__TASK STATEMENT__
Set down the entries once more, exactly as they are written.

__SUPPLIED ENTRIES__

────────────────────

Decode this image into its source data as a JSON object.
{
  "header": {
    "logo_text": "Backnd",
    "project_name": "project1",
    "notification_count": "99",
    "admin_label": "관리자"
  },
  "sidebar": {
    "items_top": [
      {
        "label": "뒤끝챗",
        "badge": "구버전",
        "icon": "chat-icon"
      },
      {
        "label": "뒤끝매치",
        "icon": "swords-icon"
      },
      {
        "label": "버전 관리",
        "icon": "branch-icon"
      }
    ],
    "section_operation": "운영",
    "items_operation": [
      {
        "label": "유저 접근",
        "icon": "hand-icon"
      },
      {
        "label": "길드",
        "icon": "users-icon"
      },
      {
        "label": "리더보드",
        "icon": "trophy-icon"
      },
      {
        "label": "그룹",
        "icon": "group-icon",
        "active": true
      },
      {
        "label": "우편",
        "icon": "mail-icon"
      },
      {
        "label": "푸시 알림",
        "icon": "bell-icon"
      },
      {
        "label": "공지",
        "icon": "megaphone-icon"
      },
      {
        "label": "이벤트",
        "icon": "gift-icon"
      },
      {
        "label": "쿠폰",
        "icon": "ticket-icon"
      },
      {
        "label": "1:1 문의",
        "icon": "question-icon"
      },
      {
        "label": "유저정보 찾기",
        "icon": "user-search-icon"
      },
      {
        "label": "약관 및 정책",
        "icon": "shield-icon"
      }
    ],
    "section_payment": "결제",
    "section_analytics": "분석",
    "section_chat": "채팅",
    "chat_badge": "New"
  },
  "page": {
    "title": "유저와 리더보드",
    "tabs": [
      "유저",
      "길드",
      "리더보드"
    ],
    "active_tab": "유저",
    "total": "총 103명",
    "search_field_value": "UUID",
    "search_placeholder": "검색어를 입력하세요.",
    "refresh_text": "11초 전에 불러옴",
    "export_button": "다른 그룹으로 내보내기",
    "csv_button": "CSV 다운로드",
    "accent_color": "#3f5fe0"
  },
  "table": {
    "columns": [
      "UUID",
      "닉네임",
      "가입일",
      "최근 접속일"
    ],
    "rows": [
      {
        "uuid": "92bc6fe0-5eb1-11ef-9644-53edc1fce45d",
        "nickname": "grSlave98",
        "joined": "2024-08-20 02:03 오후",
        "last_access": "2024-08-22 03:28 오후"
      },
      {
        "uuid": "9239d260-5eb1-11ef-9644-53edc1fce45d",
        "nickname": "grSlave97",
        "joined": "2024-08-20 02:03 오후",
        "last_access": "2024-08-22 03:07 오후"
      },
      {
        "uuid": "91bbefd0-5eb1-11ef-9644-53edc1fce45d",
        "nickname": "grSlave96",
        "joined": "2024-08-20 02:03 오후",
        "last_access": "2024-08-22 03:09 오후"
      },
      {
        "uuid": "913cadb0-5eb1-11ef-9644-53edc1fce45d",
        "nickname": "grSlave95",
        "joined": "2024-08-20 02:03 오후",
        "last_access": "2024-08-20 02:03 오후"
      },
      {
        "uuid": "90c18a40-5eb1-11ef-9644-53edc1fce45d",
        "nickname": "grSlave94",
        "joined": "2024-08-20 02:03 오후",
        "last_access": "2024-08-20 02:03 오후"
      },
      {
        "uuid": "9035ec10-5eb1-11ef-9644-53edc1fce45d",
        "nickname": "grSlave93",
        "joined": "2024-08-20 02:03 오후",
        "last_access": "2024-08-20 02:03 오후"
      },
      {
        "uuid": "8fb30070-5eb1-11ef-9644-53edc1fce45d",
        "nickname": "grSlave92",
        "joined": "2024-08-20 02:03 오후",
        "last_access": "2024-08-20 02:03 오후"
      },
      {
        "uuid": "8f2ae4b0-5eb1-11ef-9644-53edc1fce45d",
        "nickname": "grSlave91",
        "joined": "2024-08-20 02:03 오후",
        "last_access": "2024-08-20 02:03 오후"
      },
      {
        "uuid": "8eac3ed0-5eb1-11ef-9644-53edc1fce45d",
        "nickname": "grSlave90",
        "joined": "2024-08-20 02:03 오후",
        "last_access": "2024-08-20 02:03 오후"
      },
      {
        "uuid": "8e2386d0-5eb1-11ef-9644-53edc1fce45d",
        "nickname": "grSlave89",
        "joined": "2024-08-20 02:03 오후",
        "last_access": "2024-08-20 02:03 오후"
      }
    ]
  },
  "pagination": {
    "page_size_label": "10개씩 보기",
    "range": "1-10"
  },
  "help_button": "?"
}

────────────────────

__WRITTEN ANSWER__
Decode this image into its source data as a JSON object.
{
  "header": {
    "logo_text": "Backnd",
    "project_name": "project1",
    "notification_count": "99",
    "admin_label": "관리자"
  },
  "sidebar": {
    "items_top": [
      {
        "label": "뒤끝챗",
        "badge": "구버전",
        "icon": "chat-icon"
      },
      {
        "label": "뒤끝매치",
        "icon": "swords-icon"
      },
      {
        "label": "버전 관리",
        "icon": "branch-icon"
      }
    ],
    "section_operation": "운영",
    "items_operation": [
      {
        "label": "유저 접근",
        "icon": "hand-icon"
      },
      {
        "label": "길드",
        "icon": "users-icon"
      },
      {
        "label": "리더보드",
        "icon": "trophy-icon"
      },
      {
        "label": "그룹",
        "icon": "group-icon",
        "active": true
      },
      {
        "label": "우편",
        "icon": "mail-icon"
      },
      {
        "label": "푸시 알림",
        "icon": "bell-icon"
      },
      {
        "label": "공지",
        "icon": "megaphone-icon"
      },
      {
        "label": "이벤트",
        "icon": "gift-icon"
      },
      {
        "label": "쿠폰",
        "icon": "ticket-icon"
      },
      {
        "label": "1:1 문의",
        "icon": "question-icon"
      },
      {
        "label": "유저정보 찾기",
        "icon": "user-search-icon"
      },
      {
        "label": "약관 및 정책",
        "icon": "shield-icon"
      }
    ],
    "section_payment": "결제",
    "section_analytics": "분석",
    "section_chat": "채팅",
    "chat_badge": "New"
  },
  "page": {
    "title": "유저와 리더보드",
    "tabs": [
      "유저",
      "길드",
      "리더보드"
    ],
    "active_tab": "유저",
    "total": "총 103명",
    "search_field_value": "UUID",
    "search_placeholder": "검색어를 입력하세요.",
    "refresh_text": "11초 전에 불러옴",
    "export_button": "다른 그룹으로 내보내기",
    "csv_button": "CSV 다운로드",
    "accent_color": "#3f5fe0"
  },
  "table": {
    "columns": [
      "UUID",
      "닉네임",
      "가입일",
      "최근 접속일"
    ],
    "rows": [
      {
        "uuid": "92bc6fe0-5eb1-11ef-9644-53edc1fce45d",
        "nickname": "grSlave98",
        "joined": "2024-08-20 02:03 오후",
        "last_access": "2024-08-22 03:28 오후"
      },
      {
        "uuid": "9239d260-5eb1-11ef-9644-53edc1fce45d",
        "nickname": "grSlave97",
        "joined": "2024-08-20 02:03 오후",
        "last_access": "2024-08-22 03:07 오후"
      },
      {
        "uuid": "91bbefd0-5eb1-11ef-9644-53edc1fce45d",
        "nickname": "grSlave96",
        "joined": "2024-08-20 02:03 오후",
        "last_access": "2024-08-22 03:09 오후"
      },
      {
        "uuid": "913cadb0-5eb1-11ef-9644-53edc1fce45d",
        "nickname": "grSlave95",
        "joined": "2024-08-20 02:03 오후",
        "last_access": "2024-08-20 02:03 오후"
      },
      {
        "uuid": "90c18a40-5eb1-11ef-9644-53edc1fce45d",
        "nickname": "grSlave94",
        "joined": "2024-08-20 02:03 오후",
        "last_access": "2024-08-20 02:03 오후"
      },
      {
        "uuid": "9035ec10-5eb1-11ef-9644-53edc1fce45d",
        "nickname": "grSlave93",
        "joined": "2024-08-20 02:03 오후",
        "last_access": "2024-08-20 02:03 오후"
      },
      {
        "uuid": "8fb30070-5eb1-11ef-9644-53edc1fce45d",
        "nickname": "grSlave92",
        "joined": "2024-08-20 02:03 오후",
        "last_access": "2024-08-20 02:03 오후"
      },
      {
        "uuid": "8f2ae4b0-5eb1-11ef-9644-53edc1fce45d",
        "nickname": "grSlave91",
        "joined": "2024-08-20 02:03 오후",
        "last_access": "2024-08-20 02:03 오후"
      },
      {
        "uuid": "8eac3ed0-5eb1-11ef-9644-53edc1fce45d",
        "nickname": "grSlave90",
        "joined": "2024-08-20 02:03 오후",
        "last_access": "2024-08-20 02:03 오후"
      },
      {
        "uuid": "8e2386d0-5eb1-11ef-9644-53edc1fce45d",
        "nickname": "grSlave89",
        "joined": "2024-08-20 02:03 오후",
        "last_access": "2024-08-20 02:03 오후"
      }
    ]
  },
  "pagination": {
    "page_size_label": "10개씩 보기",
    "range": "1-10"
  },
  "help_button": "?"
}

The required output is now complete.